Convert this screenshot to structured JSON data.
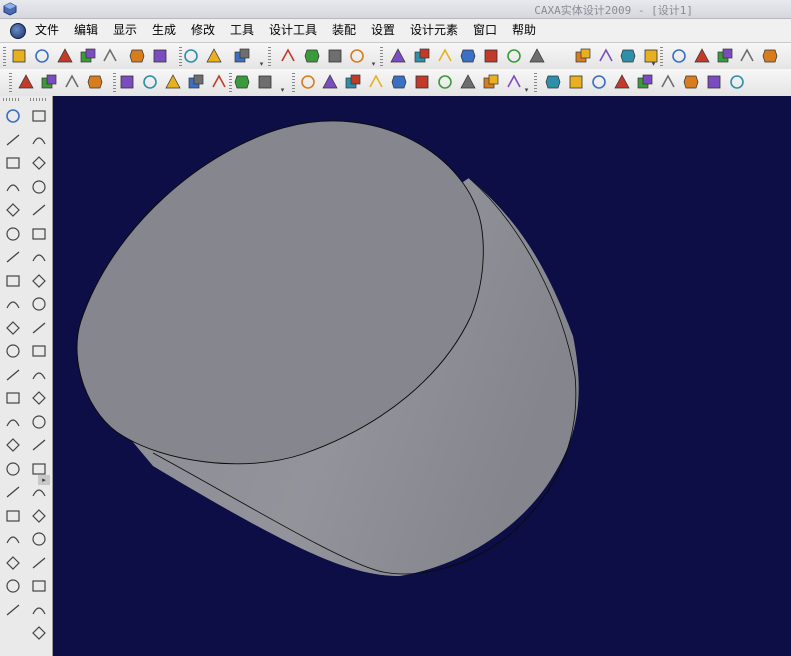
{
  "window": {
    "title": "CAXA实体设计2009 - [设计1]"
  },
  "menu": {
    "items": [
      {
        "id": "file",
        "label": "文件"
      },
      {
        "id": "edit",
        "label": "编辑"
      },
      {
        "id": "view",
        "label": "显示"
      },
      {
        "id": "generate",
        "label": "生成"
      },
      {
        "id": "modify",
        "label": "修改"
      },
      {
        "id": "tools",
        "label": "工具"
      },
      {
        "id": "design-tools",
        "label": "设计工具"
      },
      {
        "id": "assembly",
        "label": "装配"
      },
      {
        "id": "settings",
        "label": "设置"
      },
      {
        "id": "design-elements",
        "label": "设计元素"
      },
      {
        "id": "window",
        "label": "窗口"
      },
      {
        "id": "help",
        "label": "帮助"
      }
    ]
  },
  "toolbars": {
    "row1_icons": [
      "new-document-icon",
      "new-drawing-icon",
      "new-template-icon",
      "open-folder-icon",
      "save-icon",
      "undo-icon",
      "redo-icon",
      "render-sphere-icon",
      "text-effects-icon",
      "help-query-icon",
      "point-icon",
      "line-icon",
      "measure-icon",
      "axis-icon",
      "extrude-icon",
      "revolve-icon",
      "sweep-icon",
      "loft-icon",
      "hole-icon",
      "shell-icon",
      "boolean-icon",
      "coil-icon",
      "blend-icon",
      "move-face-icon",
      "delete-face-icon",
      "box-icon",
      "cylinder-icon",
      "cone-icon",
      "sphere-icon",
      "torus-icon",
      "pipe-icon"
    ],
    "row2_icons": [
      "part-icon",
      "assembly-icon",
      "group-icon",
      "component-icon",
      "insert-part-icon",
      "pattern-icon",
      "folder-icon",
      "library-icon",
      "catalog-icon",
      "tree-icon",
      "properties-icon",
      "sketch-image-icon",
      "sketch-plane-icon",
      "xyz-axis-icon",
      "section-icon",
      "projection-icon",
      "curve-icon",
      "equation-icon",
      "trim-icon",
      "fillet-curve-icon",
      "triad-icon",
      "push-pull-icon",
      "bend-icon",
      "stretch-icon",
      "flange-icon",
      "hem-icon",
      "corner-icon",
      "unfold-icon",
      "fold-icon",
      "stamp-icon"
    ]
  },
  "left_toolbar": {
    "icons": [
      "select-tool-icon",
      "spline-icon",
      "arc-tool-icon",
      "line-tool-icon",
      "polyline-icon",
      "rectangle-icon",
      "diamond-icon",
      "pentagon-icon",
      "circle-center-icon",
      "circle-icon",
      "circle-3pt-icon",
      "ellipse-icon",
      "arc-3pt-icon",
      "tangent-arc-icon",
      "fillet-arc-icon",
      "hook-arc-icon",
      "offset-icon",
      "revolve-curve-icon",
      "wave-curve-icon",
      "xyz-text-icon",
      "3d-box-icon",
      "bspline-icon",
      "rotate-icon",
      "square-icon",
      "stamp-icon",
      "mirror-icon",
      "array-icon",
      "grid-array-icon",
      "corner-rect-icon",
      "chamfer-icon",
      "extend-icon",
      "break-icon",
      "cut-scissors-icon",
      "pen-icon",
      "angle-dim-icon",
      "bowtie-icon",
      "arc-dim-icon",
      "line-dim-icon",
      "vertical-dim-icon",
      "corner-dim-icon",
      "edit-tool-icon",
      "constraint-icon",
      "target-icon",
      "list-icon",
      "slash-icon"
    ]
  },
  "colors": {
    "viewport_background": "#0d0e45",
    "cylinder_side": "#8e8f96",
    "cylinder_top": "#86878e",
    "cylinder_edge": "#0a0a0a",
    "toolbar_background": "#ececec"
  },
  "scene": {
    "object": "cylinder"
  }
}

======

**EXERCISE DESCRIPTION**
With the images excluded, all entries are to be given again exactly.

**RESPONSE TO THIS EXERCISE**
Convert this screenshot to structured JSON data.
{
  "window": {
    "title": "CAXA实体设计2009 - [设计1]"
  },
  "menu": {
    "items": [
      {
        "id": "file",
        "label": "文件"
      },
      {
        "id": "edit",
        "label": "编辑"
      },
      {
        "id": "view",
        "label": "显示"
      },
      {
        "id": "generate",
        "label": "生成"
      },
      {
        "id": "modify",
        "label": "修改"
      },
      {
        "id": "tools",
        "label": "工具"
      },
      {
        "id": "design-tools",
        "label": "设计工具"
      },
      {
        "id": "assembly",
        "label": "装配"
      },
      {
        "id": "settings",
        "label": "设置"
      },
      {
        "id": "design-elements",
        "label": "设计元素"
      },
      {
        "id": "window",
        "label": "窗口"
      },
      {
        "id": "help",
        "label": "帮助"
      }
    ]
  },
  "toolbars": {
    "row1_icons": [
      "new-document-icon",
      "new-drawing-icon",
      "new-template-icon",
      "open-folder-icon",
      "save-icon",
      "undo-icon",
      "redo-icon",
      "render-sphere-icon",
      "text-effects-icon",
      "help-query-icon",
      "point-icon",
      "line-icon",
      "measure-icon",
      "axis-icon",
      "extrude-icon",
      "revolve-icon",
      "sweep-icon",
      "loft-icon",
      "hole-icon",
      "shell-icon",
      "boolean-icon",
      "coil-icon",
      "blend-icon",
      "move-face-icon",
      "delete-face-icon",
      "box-icon",
      "cylinder-icon",
      "cone-icon",
      "sphere-icon",
      "torus-icon",
      "pipe-icon"
    ],
    "row2_icons": [
      "part-icon",
      "assembly-icon",
      "group-icon",
      "component-icon",
      "insert-part-icon",
      "pattern-icon",
      "folder-icon",
      "library-icon",
      "catalog-icon",
      "tree-icon",
      "properties-icon",
      "sketch-image-icon",
      "sketch-plane-icon",
      "xyz-axis-icon",
      "section-icon",
      "projection-icon",
      "curve-icon",
      "equation-icon",
      "trim-icon",
      "fillet-curve-icon",
      "triad-icon",
      "push-pull-icon",
      "bend-icon",
      "stretch-icon",
      "flange-icon",
      "hem-icon",
      "corner-icon",
      "unfold-icon",
      "fold-icon",
      "stamp-icon"
    ]
  },
  "left_toolbar": {
    "icons": [
      "select-tool-icon",
      "spline-icon",
      "arc-tool-icon",
      "line-tool-icon",
      "polyline-icon",
      "rectangle-icon",
      "diamond-icon",
      "pentagon-icon",
      "circle-center-icon",
      "circle-icon",
      "circle-3pt-icon",
      "ellipse-icon",
      "arc-3pt-icon",
      "tangent-arc-icon",
      "fillet-arc-icon",
      "hook-arc-icon",
      "offset-icon",
      "revolve-curve-icon",
      "wave-curve-icon",
      "xyz-text-icon",
      "3d-box-icon",
      "bspline-icon",
      "rotate-icon",
      "square-icon",
      "stamp-icon",
      "mirror-icon",
      "array-icon",
      "grid-array-icon",
      "corner-rect-icon",
      "chamfer-icon",
      "extend-icon",
      "break-icon",
      "cut-scissors-icon",
      "pen-icon",
      "angle-dim-icon",
      "bowtie-icon",
      "arc-dim-icon",
      "line-dim-icon",
      "vertical-dim-icon",
      "corner-dim-icon",
      "edit-tool-icon",
      "constraint-icon",
      "target-icon",
      "list-icon",
      "slash-icon"
    ]
  },
  "colors": {
    "viewport_background": "#0d0e45",
    "cylinder_side": "#8e8f96",
    "cylinder_top": "#86878e",
    "cylinder_edge": "#0a0a0a",
    "toolbar_background": "#ececec"
  },
  "scene": {
    "object": "cylinder"
  }
}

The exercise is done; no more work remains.